“The provincial governments should have a greater say and a greater influence on setting immigration levels on an annual basis," Ms. Rempel said.
“If any premier came to a Conservative government and said, ‘We need to have a greater say in planning for immigration levels in the province,’ we would respect that.”
Under the terms of a 1991 Canada-Quebec deal on immigration, federal funding to help Quebec integrate immigrants will rise even if the province’s total intake of immigrants declines. Ottawa estimates it will boost its annual immigration transfers to Quebec by about $50-million in the 2018-2019 fiscal year, meaning they will reach approximately $540-million (or $13,500 for each newcomer).
In Ottawa, Immigration Minister Ahmed Hussen said the federal government doesn’t agree with Quebec’s plan to cut immigration.
“We believe that what the Quebec economy needs, just like the Canadian economy, is more workers, more space for employers to hire more people so that they can grow the economy and create good middle-class jobs for Canadians,” Mr. Hussen said on Parliament Hill Monday.
“Our approach is that we need to grow the economy and to do that, you need high immigration levels.”
Infrastructure Minister François-Philippe Champagne also called on the Quebec government to reconcile its position in favour of lower immigration levels to the widespread calls in the business community for help to deal with continuing labour shortages.

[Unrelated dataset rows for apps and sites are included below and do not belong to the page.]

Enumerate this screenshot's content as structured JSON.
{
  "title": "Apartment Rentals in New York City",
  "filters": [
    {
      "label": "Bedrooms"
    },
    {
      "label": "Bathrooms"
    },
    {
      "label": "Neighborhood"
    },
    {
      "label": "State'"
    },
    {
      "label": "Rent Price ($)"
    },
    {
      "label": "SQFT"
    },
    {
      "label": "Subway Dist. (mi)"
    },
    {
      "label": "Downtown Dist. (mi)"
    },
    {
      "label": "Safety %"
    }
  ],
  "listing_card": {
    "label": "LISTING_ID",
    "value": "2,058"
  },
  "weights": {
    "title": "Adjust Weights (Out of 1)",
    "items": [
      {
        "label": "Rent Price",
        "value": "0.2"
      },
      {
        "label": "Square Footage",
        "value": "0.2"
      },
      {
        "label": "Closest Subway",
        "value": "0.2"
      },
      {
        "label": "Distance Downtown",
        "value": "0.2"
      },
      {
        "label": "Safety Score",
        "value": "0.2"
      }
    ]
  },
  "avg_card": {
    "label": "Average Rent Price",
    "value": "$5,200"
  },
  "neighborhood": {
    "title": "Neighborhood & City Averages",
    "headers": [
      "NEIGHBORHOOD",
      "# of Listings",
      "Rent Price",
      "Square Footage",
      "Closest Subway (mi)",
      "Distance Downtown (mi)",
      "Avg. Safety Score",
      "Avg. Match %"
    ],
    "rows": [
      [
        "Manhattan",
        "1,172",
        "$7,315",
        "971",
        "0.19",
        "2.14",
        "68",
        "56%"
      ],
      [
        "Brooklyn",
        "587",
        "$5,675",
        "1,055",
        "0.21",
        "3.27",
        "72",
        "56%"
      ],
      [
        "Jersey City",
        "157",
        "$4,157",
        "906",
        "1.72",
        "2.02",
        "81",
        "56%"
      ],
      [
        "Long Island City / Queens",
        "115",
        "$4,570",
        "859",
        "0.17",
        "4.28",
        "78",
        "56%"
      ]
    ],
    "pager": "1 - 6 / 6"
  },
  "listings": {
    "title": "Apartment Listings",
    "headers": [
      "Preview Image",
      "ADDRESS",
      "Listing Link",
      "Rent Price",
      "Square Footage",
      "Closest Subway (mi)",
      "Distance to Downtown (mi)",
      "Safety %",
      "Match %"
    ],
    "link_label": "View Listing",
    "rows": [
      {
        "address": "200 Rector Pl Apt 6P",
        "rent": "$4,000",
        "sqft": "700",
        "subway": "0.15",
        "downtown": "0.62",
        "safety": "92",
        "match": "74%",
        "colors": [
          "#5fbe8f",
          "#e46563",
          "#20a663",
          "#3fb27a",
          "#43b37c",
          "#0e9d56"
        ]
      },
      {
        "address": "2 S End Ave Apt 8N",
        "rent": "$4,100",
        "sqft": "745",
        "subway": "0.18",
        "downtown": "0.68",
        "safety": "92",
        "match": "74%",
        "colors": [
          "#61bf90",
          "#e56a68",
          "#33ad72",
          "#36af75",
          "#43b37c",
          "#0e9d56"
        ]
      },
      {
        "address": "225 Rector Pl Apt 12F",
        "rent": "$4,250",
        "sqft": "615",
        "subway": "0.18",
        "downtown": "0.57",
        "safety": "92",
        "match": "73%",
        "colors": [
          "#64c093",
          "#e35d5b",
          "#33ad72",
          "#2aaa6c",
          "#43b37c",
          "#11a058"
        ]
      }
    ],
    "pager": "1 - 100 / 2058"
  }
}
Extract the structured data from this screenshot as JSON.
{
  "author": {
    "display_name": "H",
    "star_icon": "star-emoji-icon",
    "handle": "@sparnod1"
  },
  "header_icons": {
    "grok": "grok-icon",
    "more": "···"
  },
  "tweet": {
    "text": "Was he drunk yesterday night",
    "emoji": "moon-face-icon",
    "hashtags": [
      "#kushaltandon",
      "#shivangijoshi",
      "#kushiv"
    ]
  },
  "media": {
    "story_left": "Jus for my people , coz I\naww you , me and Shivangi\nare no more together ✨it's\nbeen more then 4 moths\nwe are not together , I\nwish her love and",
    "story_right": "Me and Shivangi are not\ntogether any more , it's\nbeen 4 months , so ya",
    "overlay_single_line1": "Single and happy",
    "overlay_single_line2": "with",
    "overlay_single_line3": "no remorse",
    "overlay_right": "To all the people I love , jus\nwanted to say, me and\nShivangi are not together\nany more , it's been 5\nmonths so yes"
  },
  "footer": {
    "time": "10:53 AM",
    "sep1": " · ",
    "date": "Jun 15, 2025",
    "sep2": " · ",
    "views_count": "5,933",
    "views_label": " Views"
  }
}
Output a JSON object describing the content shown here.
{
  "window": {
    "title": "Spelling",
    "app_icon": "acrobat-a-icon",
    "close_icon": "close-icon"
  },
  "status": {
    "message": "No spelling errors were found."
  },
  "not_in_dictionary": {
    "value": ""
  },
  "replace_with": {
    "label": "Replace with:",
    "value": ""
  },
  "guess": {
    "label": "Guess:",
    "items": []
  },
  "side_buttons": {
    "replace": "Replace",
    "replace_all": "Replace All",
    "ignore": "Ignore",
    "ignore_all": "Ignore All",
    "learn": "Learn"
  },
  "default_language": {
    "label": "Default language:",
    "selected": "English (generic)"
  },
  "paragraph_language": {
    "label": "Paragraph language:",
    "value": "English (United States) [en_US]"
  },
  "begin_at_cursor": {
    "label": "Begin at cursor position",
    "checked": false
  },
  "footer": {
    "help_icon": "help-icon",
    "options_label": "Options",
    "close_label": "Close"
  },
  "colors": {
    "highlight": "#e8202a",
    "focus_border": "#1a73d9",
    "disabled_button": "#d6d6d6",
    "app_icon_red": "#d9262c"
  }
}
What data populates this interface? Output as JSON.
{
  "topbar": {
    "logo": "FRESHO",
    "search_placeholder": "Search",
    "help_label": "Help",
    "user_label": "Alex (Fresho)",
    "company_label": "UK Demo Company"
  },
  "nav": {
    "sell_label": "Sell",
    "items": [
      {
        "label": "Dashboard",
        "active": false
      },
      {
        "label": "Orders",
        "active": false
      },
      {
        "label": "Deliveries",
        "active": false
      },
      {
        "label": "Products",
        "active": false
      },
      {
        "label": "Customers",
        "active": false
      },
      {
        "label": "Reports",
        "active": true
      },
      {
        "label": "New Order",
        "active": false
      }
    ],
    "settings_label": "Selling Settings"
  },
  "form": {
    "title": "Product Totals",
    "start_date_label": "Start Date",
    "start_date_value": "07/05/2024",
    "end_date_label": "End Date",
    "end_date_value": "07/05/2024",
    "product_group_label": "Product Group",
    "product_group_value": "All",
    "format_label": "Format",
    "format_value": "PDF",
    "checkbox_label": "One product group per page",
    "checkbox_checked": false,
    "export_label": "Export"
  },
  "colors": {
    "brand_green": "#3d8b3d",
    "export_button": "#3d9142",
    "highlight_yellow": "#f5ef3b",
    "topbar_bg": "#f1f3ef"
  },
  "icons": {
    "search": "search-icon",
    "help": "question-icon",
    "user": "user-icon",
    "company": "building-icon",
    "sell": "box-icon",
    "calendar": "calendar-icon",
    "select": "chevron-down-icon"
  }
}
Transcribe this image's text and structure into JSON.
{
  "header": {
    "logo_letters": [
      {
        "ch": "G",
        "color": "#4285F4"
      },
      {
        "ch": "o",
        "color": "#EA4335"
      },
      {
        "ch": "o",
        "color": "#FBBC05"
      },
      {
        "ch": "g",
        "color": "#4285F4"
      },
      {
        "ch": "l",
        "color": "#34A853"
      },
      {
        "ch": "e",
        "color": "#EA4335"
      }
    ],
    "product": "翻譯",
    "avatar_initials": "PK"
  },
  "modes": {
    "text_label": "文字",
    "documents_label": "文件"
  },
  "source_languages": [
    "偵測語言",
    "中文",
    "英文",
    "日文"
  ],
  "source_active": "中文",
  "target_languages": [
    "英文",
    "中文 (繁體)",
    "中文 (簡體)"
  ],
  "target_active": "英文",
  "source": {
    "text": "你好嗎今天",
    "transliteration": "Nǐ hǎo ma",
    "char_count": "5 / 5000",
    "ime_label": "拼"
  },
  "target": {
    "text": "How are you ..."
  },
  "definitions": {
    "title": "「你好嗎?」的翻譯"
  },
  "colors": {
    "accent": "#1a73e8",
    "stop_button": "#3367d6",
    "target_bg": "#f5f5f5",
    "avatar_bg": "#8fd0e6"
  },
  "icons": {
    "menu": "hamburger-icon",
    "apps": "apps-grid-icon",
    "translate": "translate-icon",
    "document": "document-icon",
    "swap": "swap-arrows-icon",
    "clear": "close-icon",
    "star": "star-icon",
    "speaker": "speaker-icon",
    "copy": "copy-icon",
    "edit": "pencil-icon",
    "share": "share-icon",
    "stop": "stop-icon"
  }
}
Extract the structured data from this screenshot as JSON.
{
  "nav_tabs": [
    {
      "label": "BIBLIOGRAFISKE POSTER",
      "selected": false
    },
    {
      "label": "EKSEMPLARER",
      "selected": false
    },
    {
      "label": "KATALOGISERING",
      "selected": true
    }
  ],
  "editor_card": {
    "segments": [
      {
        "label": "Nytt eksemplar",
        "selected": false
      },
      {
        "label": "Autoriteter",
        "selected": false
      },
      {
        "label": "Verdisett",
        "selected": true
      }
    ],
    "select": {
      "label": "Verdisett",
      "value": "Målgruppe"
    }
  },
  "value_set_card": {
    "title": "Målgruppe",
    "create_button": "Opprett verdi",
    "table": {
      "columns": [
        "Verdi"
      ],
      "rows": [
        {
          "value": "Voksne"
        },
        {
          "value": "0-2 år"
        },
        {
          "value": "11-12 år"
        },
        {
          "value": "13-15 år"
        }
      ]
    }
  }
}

The two governments will meet in Gatineau later this month to discuss Quebec’s proposed immigration cuts and a compensation deal for costs related to resettling refugee claimants. More than 37,000 asylum seekers have entered Quebec between official border crossings along the U.S. border since January, 2017, putting significant pressure on the immigration system. On top of the annual immigration transfers, the Quebec government is seeking $300-million in compensation from Ottawa, but Mr. Legault said Ottawa is offering to cover only $140-million.